:: Aim of the task ::
All lines with the word "JSON" must be pulled from the entries below.

:: Supplied records ::
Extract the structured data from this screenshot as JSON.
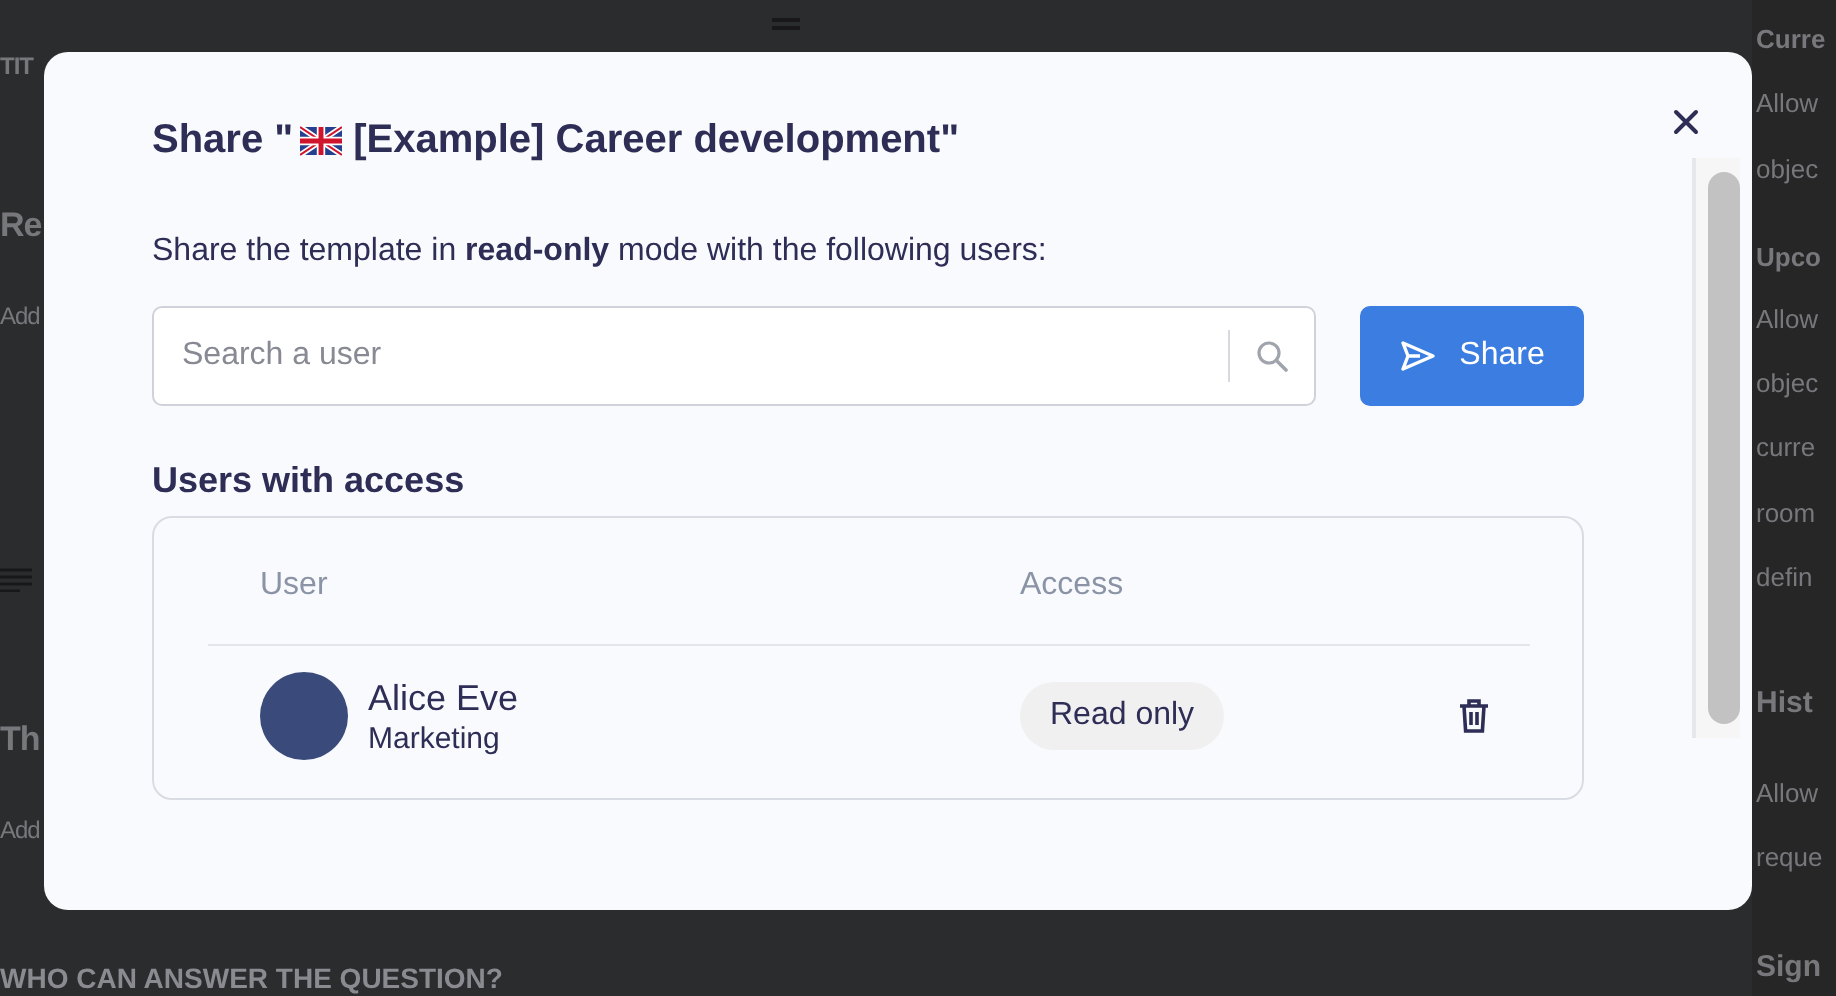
{
  "background": {
    "left_items": [
      {
        "kind": "caps",
        "text": "TIT"
      },
      {
        "kind": "heading",
        "text": "Re"
      },
      {
        "kind": "body",
        "text": "Add"
      },
      {
        "kind": "icon"
      },
      {
        "kind": "heading",
        "text": "Th"
      },
      {
        "kind": "body",
        "text": "Add"
      }
    ],
    "footer": "WHO CAN ANSWER THE QUESTION?",
    "right_items": [
      {
        "kind": "label",
        "text": "Curre"
      },
      {
        "kind": "body",
        "text": "Allow"
      },
      {
        "kind": "body",
        "text": "objec"
      },
      {
        "kind": "label",
        "text": "Upco"
      },
      {
        "kind": "body",
        "text": "Allow"
      },
      {
        "kind": "body",
        "text": "objec"
      },
      {
        "kind": "body",
        "text": "curre"
      },
      {
        "kind": "body",
        "text": "room"
      },
      {
        "kind": "body",
        "text": "defin"
      },
      {
        "kind": "heading",
        "text": "Hist"
      },
      {
        "kind": "body",
        "text": "Allow"
      },
      {
        "kind": "body",
        "text": "reque"
      },
      {
        "kind": "heading",
        "text": "Sign"
      }
    ]
  },
  "dialog": {
    "title_before": "Share \"",
    "title_after": "[Example] Career development\"",
    "description": "Share the template in **read-only** mode with the following users:",
    "search": {
      "placeholder": "Search a user"
    },
    "share_button": "Share",
    "section_title": "Users with access",
    "table": {
      "columns": [
        "User",
        "Access"
      ],
      "rows": [
        {
          "name": "Alice Eve",
          "team": "Marketing",
          "access": "Read only"
        }
      ]
    }
  }
}
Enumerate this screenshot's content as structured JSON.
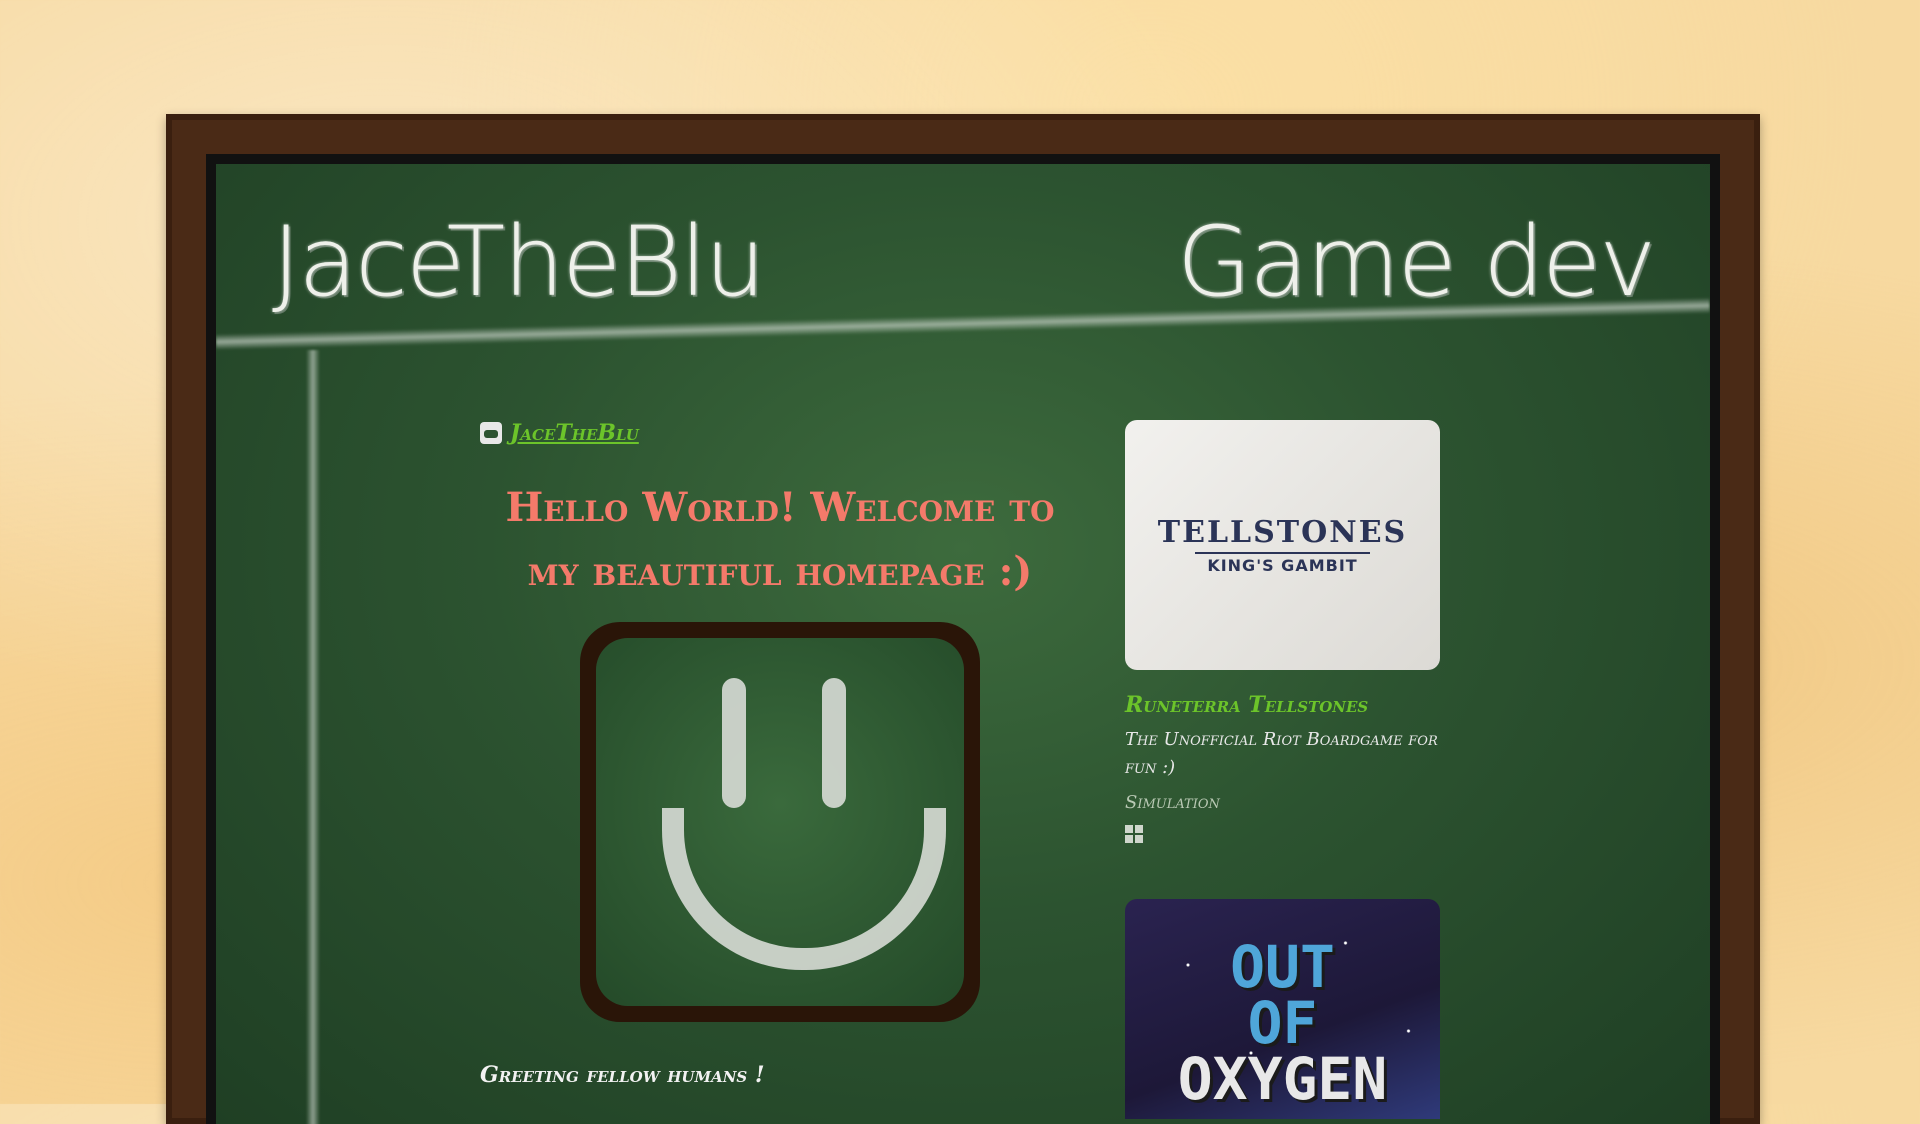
{
  "header": {
    "brand_left": "JaceTheBlu",
    "brand_right": "Game dev"
  },
  "profile": {
    "username": "JaceTheBlu",
    "platform_icon": "itchio-icon"
  },
  "main": {
    "headline_line1": "Hello World! Welcome to",
    "headline_line2": "my beautiful homepage :)",
    "greeting": "Greeting fellow humans !"
  },
  "games": [
    {
      "cover_title": "TELLSTONES",
      "cover_subtitle": "KING'S GAMBIT",
      "title": "Runeterra Tellstones",
      "description": "The Unofficial Riot Boardgame for fun :)",
      "genre": "Simulation",
      "platform_icon": "windows-icon"
    },
    {
      "cover_line1": "OUT",
      "cover_line2": "OF",
      "cover_line3": "OXYGEN"
    }
  ]
}
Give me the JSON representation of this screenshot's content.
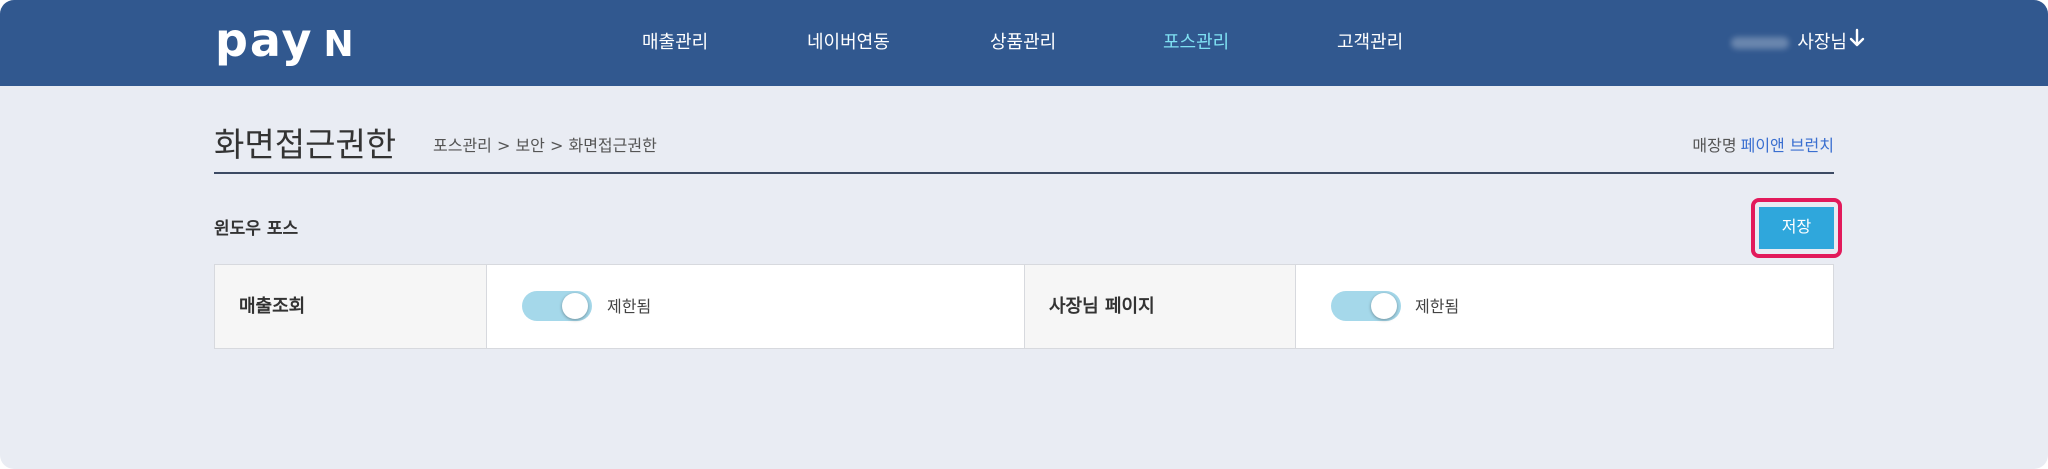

:: Written response ::
Extract the structured data from this screenshot as JSON.
Enumerate this screenshot's content as structured JSON.
Give me the JSON representation of this screenshot's content.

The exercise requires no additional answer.